◆ EXERCISE DETAILS ◆
An exact copy of the listing is what the response must contain.

+---+

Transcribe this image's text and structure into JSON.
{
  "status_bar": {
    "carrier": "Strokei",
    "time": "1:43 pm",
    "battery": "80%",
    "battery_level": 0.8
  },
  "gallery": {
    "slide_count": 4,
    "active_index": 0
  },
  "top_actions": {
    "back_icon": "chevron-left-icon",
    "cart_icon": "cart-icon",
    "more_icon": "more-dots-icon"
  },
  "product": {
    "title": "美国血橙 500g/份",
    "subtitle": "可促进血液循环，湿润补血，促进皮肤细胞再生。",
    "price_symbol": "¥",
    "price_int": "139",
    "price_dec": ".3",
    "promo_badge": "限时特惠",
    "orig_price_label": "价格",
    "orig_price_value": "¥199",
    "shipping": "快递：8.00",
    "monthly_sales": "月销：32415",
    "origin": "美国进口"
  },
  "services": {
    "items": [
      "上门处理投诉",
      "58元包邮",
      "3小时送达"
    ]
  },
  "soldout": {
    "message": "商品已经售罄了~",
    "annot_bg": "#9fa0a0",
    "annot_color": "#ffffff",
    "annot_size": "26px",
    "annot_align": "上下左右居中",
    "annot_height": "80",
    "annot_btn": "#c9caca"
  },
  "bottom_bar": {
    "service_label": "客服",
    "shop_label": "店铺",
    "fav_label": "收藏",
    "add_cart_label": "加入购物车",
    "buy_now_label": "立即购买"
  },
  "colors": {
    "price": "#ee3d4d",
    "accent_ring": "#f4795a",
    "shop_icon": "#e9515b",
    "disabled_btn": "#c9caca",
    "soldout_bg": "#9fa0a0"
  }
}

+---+

◆ ANSWER SPACE ◆
Transcribe this image's text and structure into JSON.
{
  "status_bar": {
    "carrier": "Strokei",
    "time": "1:43 pm",
    "battery": "80%",
    "battery_level": 0.8
  },
  "gallery": {
    "slide_count": 4,
    "active_index": 0
  },
  "top_actions": {
    "back_icon": "chevron-left-icon",
    "cart_icon": "cart-icon",
    "more_icon": "more-dots-icon"
  },
  "product": {
    "title": "美国血橙 500g/份",
    "subtitle": "可促进血液循环，湿润补血，促进皮肤细胞再生。",
    "price_symbol": "¥",
    "price_int": "139",
    "price_dec": ".3",
    "promo_badge": "限时特惠",
    "orig_price_label": "价格",
    "orig_price_value": "¥199",
    "shipping": "快递：8.00",
    "monthly_sales": "月销：32415",
    "origin": "美国进口"
  },
  "services": {
    "items": [
      "上门处理投诉",
      "58元包邮",
      "3小时送达"
    ]
  },
  "soldout": {
    "message": "商品已经售罄了~",
    "annot_bg": "#9fa0a0",
    "annot_color": "#ffffff",
    "annot_size": "26px",
    "annot_align": "上下左右居中",
    "annot_height": "80",
    "annot_btn": "#c9caca"
  },
  "bottom_bar": {
    "service_label": "客服",
    "shop_label": "店铺",
    "fav_label": "收藏",
    "add_cart_label": "加入购物车",
    "buy_now_label": "立即购买"
  },
  "colors": {
    "price": "#ee3d4d",
    "accent_ring": "#f4795a",
    "shop_icon": "#e9515b",
    "disabled_btn": "#c9caca",
    "soldout_bg": "#9fa0a0"
  }
}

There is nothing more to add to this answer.